Because of this, the second-best team in baseball had to face the St. Louis Cardinals in a single-elimination wild card game. So, is the current MLB postseason format a fair way to determine a World Series champion?
There is one question that needs to be answered in order to argue for or against the wild card game: How much does winning your division matter? Major League Baseball’s current format gives a huge advantage to teams that win their division.
If a team wins its division, it is guaranteed a spot in the division series, a best-of-five series. Also, division winners are guaranteed home-field advantage against wild card teams up until the World Series.
This means that it’s possible for a wild card team to not have home-field advantage against a significantly worse team.
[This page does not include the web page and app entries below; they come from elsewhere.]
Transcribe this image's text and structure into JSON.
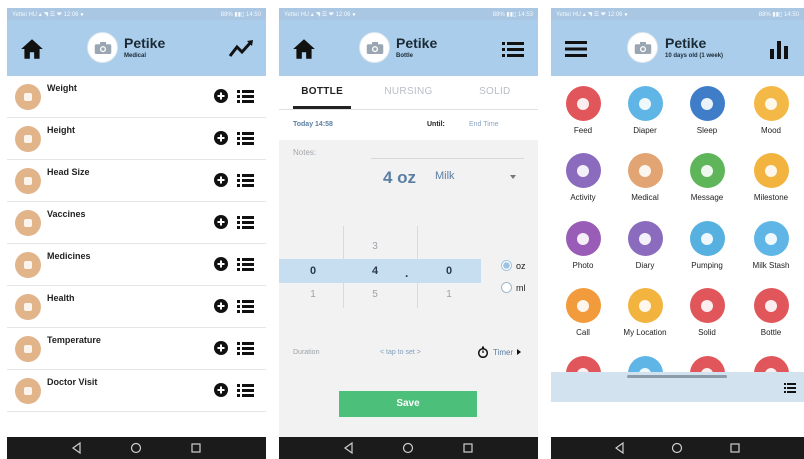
{
  "app_name": "Petike",
  "screens": [
    {
      "status_left": "Yettel HU ▴ ◥ ☰ ❤ 12:06 ●",
      "status_right": "88% ▮▮▯ 14:50",
      "title": "Petike",
      "subtitle": "Medical",
      "left_icon": "home-icon",
      "right_icon": "trend-chart-icon",
      "items": [
        {
          "label": "Weight",
          "icon": "scale-icon"
        },
        {
          "label": "Height",
          "icon": "ruler-icon"
        },
        {
          "label": "Head Size",
          "icon": "head-size-icon"
        },
        {
          "label": "Vaccines",
          "icon": "syringe-icon"
        },
        {
          "label": "Medicines",
          "icon": "medicine-bottle-icon"
        },
        {
          "label": "Health",
          "icon": "stethoscope-icon"
        },
        {
          "label": "Temperature",
          "icon": "thermometer-icon"
        },
        {
          "label": "Doctor Visit",
          "icon": "doctor-bag-icon"
        }
      ]
    },
    {
      "status_left": "Yettel HU ▴ ◥ ☰ ❤ 12:06 ●",
      "status_right": "88% ▮▮▯ 14:53",
      "title": "Petike",
      "subtitle": "Bottle",
      "left_icon": "home-icon",
      "right_icon": "list-icon",
      "tabs": [
        "BOTTLE",
        "NURSING",
        "SOLID"
      ],
      "active_tab": "BOTTLE",
      "start_time": "Today 14:58",
      "until_label": "Until:",
      "end_time": "End Time",
      "notes_label": "Notes:",
      "amount": "4 oz",
      "amount_kind": "Milk",
      "picker": {
        "col1": [
          "",
          "0",
          "1"
        ],
        "col2": [
          "3",
          "4",
          "5"
        ],
        "col3": [
          "",
          "0",
          "1"
        ],
        "separator": "."
      },
      "units": [
        {
          "label": "oz",
          "selected": true
        },
        {
          "label": "ml",
          "selected": false
        }
      ],
      "duration_label": "Duration",
      "duration_value": "< tap to set >",
      "timer_label": "Timer",
      "save_label": "Save",
      "colors": {
        "accent": "#5a7ea3",
        "save": "#4cc07b",
        "picker_band": "#c7def1"
      }
    },
    {
      "status_left": "Yettel HU ▴ ◥ ☰ ❤ 12:06 ●",
      "status_right": "88% ▮▮▯ 14:50",
      "title": "Petike",
      "subtitle": "10 days old (1 week)",
      "left_icon": "hamburger-menu-icon",
      "right_icon": "bar-chart-icon",
      "tiles": [
        {
          "label": "Feed",
          "color": "#e0565b",
          "icon": "feed-icon"
        },
        {
          "label": "Diaper",
          "color": "#5fb6e6",
          "icon": "diaper-icon"
        },
        {
          "label": "Sleep",
          "color": "#3f7dc9",
          "icon": "moon-icon"
        },
        {
          "label": "Mood",
          "color": "#f4b846",
          "icon": "smiley-icon"
        },
        {
          "label": "Activity",
          "color": "#8a6bbd",
          "icon": "abc-blocks-icon"
        },
        {
          "label": "Medical",
          "color": "#e2a473",
          "icon": "doctor-icon"
        },
        {
          "label": "Message",
          "color": "#5fb65a",
          "icon": "chat-bubble-icon"
        },
        {
          "label": "Milestone",
          "color": "#f2b43e",
          "icon": "star-icon"
        },
        {
          "label": "Photo",
          "color": "#9a5db7",
          "icon": "camera-icon"
        },
        {
          "label": "Diary",
          "color": "#8a6bbd",
          "icon": "notebook-icon"
        },
        {
          "label": "Pumping",
          "color": "#56b0e0",
          "icon": "breast-pump-icon"
        },
        {
          "label": "Milk Stash",
          "color": "#5fb6e6",
          "icon": "milk-bottle-icon"
        },
        {
          "label": "Call",
          "color": "#f19b3c",
          "icon": "phone-icon"
        },
        {
          "label": "My Location",
          "color": "#f2b43e",
          "icon": "location-pin-icon"
        },
        {
          "label": "Solid",
          "color": "#e0565b",
          "icon": "bowl-icon"
        },
        {
          "label": "Bottle",
          "color": "#e0565b",
          "icon": "baby-bottle-icon"
        },
        {
          "label": "",
          "color": "#e0565b",
          "icon": "partial-icon"
        },
        {
          "label": "",
          "color": "#5fb6e6",
          "icon": "partial-icon"
        },
        {
          "label": "",
          "color": "#e0565b",
          "icon": "partial-icon"
        },
        {
          "label": "",
          "color": "#e0565b",
          "icon": "partial-icon"
        }
      ]
    }
  ]
}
Winning your division gives you a huge advantage throughout the postseason.
Many ask why winning your division should matter. Well, each team plays significantly more games against division opponents than against teams in the rest of their league. Teams play division opponents 19 times each season, while they play other opponents in their league just six or seven times. If winning your division doesn’t or shouldn’t matter, then why do teams play division opponents so much more than they play the rest of the league?
Another important question to ask is whether or not the wild card game devalues the regular season. Some argue that playing a one-game playoff after a 162 game season throws out the past six months of baseball. However, others argue that the wild card game actually puts more emphasis on the regular season. After all, if the Dodgers had won two more games in 2021, they would have won their division and clinched home-field advantage throughout October.
Though it is heavily debated, the wild card game provides must-see TV for baseball fans. Given that it is one game that decides a team’s fate, it creates incredible moments year in and year out. And that’s a good thing for Major League Baseball.